Results—Articular chondrocytes accumulated extracellular ADO when exposed to LPS or ITU. Chondrocytes exposed to ITU accumulated ADO in a time-dependent manner. Unstimulated chondrocytes did not accumulate ADO. Similarly, EHNA alone did not produce detectable ADO concentrations; however, addition of EHNA and ITU resulted in a synergistic effect on accumulation of ADO. Lipopolysaccharideinduced NO production was more effectively suppressed by exposure to ITU than to EHNA

Conclusions and Clinical Relevance—Equine articular chondrocytes release ADO in response to the proinflammatory stimulus of bacterial LPS. Inhibition of the metabolism of ADO increases accumulation of extracellular ADO. Autocrine release of ADO from chondrocytes may play a role in the cellular response to tissue damage in arthritic conditions, and pharmacologic modulation of these pathways in joints of arthritic horses could be a potential method of therapy. (Am J Vet Res 2002;63:1512–1519)

Abstract

Objective—To investigate accumulation of extracellular adenosine (ADO) by equine articular chondrocytes and to compare effects of adenosine kinase inhibition and adenosine deaminase inhibition on the amount of nitric oxide (NO) produced by lipopolysaccharide (LPS)-stimulated chondrocytes.

Sample Population—Articular cartilage from metacarpophalangeal and metatarsophalangeal joints of 14 horses.

Procedure—Chondrocytes were cultured as monolayers, and cells were incubated with LPS, the adenosine kinase inhibitor 5'-iodotubercidin (ITU), or the adenosine deaminase inhibitor erythro-9-(2-hydroxy-3- nonyl)adenine hydrochloride (EHNA). Concentrations of ADO in cell supernatants were measured by use of reverse-phase high-performance liquid chromatography. Effect of inhibition of enzymatic metabolism of ADO on induced NO production was evaluated by exposing cells to a combination of LPS and ITU or LPS and EHNA.

Results—Articular chondrocytes accumulated extracellular ADO when exposed to LPS or ITU. Chondrocytes exposed to ITU accumulated ADO in a time-dependent manner. Unstimulated chondrocytes did not accumulate ADO. Similarly, EHNA alone did not produce detectable ADO concentrations; however, addition of EHNA and ITU resulted in a synergistic effect on accumulation of ADO. Lipopolysaccharideinduced NO production was more effectively suppressed by exposure to ITU than to EHNA
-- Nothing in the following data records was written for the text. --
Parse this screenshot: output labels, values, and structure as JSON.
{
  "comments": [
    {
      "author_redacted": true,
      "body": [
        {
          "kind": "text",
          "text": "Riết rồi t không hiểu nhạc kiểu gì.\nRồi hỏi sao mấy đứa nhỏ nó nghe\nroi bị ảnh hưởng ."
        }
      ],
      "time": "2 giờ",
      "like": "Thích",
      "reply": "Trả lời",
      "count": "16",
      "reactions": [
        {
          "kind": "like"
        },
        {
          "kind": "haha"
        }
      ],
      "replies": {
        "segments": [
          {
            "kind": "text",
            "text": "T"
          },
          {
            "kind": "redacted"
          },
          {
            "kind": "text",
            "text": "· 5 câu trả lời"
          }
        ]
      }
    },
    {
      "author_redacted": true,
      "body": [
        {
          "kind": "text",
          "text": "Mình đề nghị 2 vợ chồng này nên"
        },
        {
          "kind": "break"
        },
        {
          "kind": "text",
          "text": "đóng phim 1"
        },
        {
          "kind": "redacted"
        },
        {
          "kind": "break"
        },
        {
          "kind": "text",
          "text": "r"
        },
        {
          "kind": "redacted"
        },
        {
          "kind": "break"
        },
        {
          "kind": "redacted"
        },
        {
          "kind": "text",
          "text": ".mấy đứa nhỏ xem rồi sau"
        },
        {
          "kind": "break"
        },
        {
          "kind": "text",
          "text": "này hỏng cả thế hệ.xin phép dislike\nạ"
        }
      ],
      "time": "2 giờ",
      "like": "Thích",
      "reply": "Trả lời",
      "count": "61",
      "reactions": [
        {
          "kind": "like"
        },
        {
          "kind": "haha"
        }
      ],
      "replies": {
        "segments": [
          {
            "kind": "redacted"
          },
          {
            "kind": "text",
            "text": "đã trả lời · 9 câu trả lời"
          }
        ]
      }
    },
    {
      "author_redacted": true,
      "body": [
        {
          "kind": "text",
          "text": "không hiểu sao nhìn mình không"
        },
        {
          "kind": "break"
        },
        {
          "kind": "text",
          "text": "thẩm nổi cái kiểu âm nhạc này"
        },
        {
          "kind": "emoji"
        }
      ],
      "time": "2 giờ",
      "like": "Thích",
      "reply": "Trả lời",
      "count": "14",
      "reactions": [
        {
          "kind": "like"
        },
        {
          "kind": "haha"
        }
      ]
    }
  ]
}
Conclusions and Clinical Relevance—Equine articular chondrocytes release ADO in response to the proinflammatory stimulus of bacterial LPS. Inhibition of the metabolism of ADO increases accumulation of extracellular ADO. Autocrine release of ADO from chondrocytes may play a role in the cellular response to tissue damage in arthritic conditions, and pharmacologic modulation of these pathways in joints of arthritic horses could be a potential method of therapy. (Am J Vet Res 2002;63:1512–1519)
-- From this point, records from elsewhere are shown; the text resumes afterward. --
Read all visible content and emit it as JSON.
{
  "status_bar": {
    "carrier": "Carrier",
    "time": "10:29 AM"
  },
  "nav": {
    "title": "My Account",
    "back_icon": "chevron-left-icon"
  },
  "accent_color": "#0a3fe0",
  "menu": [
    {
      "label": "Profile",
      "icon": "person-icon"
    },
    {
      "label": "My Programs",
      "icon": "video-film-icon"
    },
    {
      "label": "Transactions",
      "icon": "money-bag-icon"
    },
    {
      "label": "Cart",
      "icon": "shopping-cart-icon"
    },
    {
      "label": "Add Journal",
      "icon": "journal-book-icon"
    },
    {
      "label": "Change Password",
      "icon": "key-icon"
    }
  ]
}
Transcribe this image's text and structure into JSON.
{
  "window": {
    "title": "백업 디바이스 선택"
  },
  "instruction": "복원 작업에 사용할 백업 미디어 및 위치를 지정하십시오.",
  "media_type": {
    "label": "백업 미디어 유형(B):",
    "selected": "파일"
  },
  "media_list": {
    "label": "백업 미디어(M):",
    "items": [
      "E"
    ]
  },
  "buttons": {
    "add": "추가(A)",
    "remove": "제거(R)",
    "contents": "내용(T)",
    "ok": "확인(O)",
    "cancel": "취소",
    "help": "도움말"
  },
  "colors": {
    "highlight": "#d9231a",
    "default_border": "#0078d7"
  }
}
All Time Past Year Past 30 Days
Abstract Views 37 0 0
Full Text Views 1432 1248 46
PDF Downloads 76 50 2
Advertisement